Caffeine-based compound with small amount of gold could be used as anticancer agent

Caffeine-based compound with small amount of gold could be used as anticancer agent

The side effects of ingesting too much caffeine - restlessness, increased heart rate, having trouble sleeping - are well known, but recent research has shown that the stimulant also has a good side. It can kill cancer cells. [More]
Adolescent consumption of energy drink is strongly associated with substance use, says study

Adolescent consumption of energy drink is strongly associated with substance use, says study

​Nearly one-third of US adolescents consume high-caffeine energy drinks or "shots," and these teens report higher rates of alcohol, cigarette, or drug use, reports a study in the January/February Journal of Addiction Medicine, the official journal of the American Society of Addiction Medicine. [More]
Study analyzing concussion data for NFL players may provide insight that could lead to safer play

Study analyzing concussion data for NFL players may provide insight that could lead to safer play

A new study analyzing concussion data for NFL players during the16-game regular season schedules for 2012 and 2013 may provide insight that could lead to safer play, including a pathway for concussion-prevention strategies. [More]
Study outlines agenda to help direct future caffeine dependence research

Study outlines agenda to help direct future caffeine dependence research

"I'm a zombie without my morning coffee." "My blood type is Diet Coke." "Caffeine isn't a drug, it's a vitamin." Most people make jokes like these about needing a daily boost from their favorite caffeinated beverage-whether first thing in the morning or to prevent the after-lunch slump. [More]
Clues of "silent thief of sight”: Glaucoma

Clues of "silent thief of sight”: Glaucoma

Glaucoma is sometimes called the "silent thief of sight" because it slowly damages the eyes and can cause irreparable harm before there is any vision loss.

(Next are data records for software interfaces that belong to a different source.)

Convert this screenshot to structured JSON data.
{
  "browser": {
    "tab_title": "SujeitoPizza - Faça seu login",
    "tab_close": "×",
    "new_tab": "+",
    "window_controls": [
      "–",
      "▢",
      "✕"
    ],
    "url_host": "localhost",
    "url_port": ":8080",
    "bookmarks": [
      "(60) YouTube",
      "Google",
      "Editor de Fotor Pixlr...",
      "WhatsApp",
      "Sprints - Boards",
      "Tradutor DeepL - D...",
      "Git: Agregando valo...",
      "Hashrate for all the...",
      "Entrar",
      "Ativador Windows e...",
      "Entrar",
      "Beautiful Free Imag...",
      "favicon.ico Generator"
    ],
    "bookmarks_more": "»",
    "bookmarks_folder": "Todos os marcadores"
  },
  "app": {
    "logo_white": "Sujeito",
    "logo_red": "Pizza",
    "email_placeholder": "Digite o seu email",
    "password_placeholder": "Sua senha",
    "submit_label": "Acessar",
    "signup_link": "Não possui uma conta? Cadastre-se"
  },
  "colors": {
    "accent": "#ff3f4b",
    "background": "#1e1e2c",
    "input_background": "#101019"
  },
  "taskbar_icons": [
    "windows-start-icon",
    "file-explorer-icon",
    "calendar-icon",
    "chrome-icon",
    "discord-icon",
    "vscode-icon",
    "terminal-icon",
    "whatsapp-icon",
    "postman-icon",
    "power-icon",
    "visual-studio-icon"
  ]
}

But this disease is stealthy in more ways than one. [More]
Study links later school start times to improved sleep and mood in teens

Study links later school start times to improved sleep and mood in teens

Julie Boergers, Ph.D., a psychologist and sleep expert from the Bradley Hasbro Children's Research Center, recently led a study linking later school start times to improved sleep and mood in teens. [More]

Unprecedented, atom-scale simulation of G protein-coupled receptor site's transformation

Roughly 40 percent of all medications act on cells' G protein-coupled receptors (GPCRs). One of these receptors, beta 2 adrenergic receptor site (B2AR), naturally transforms between two base configurations; knowing the precise location of each of approximately 4,000 atoms is crucial for ensuring a snug fit between it and the drug. [More]

Psychiatrist offers tips for dealing with holiday stress and sadness problems of the season

During the holidays, the goal should be to set the course somewhere "between Hallmark and heartache," a Vanderbilt psychiatrist says. In other words, don't strive for the perfect (you won't achieve it), and recognize and deal head-on with some of the stressors of the season. [More]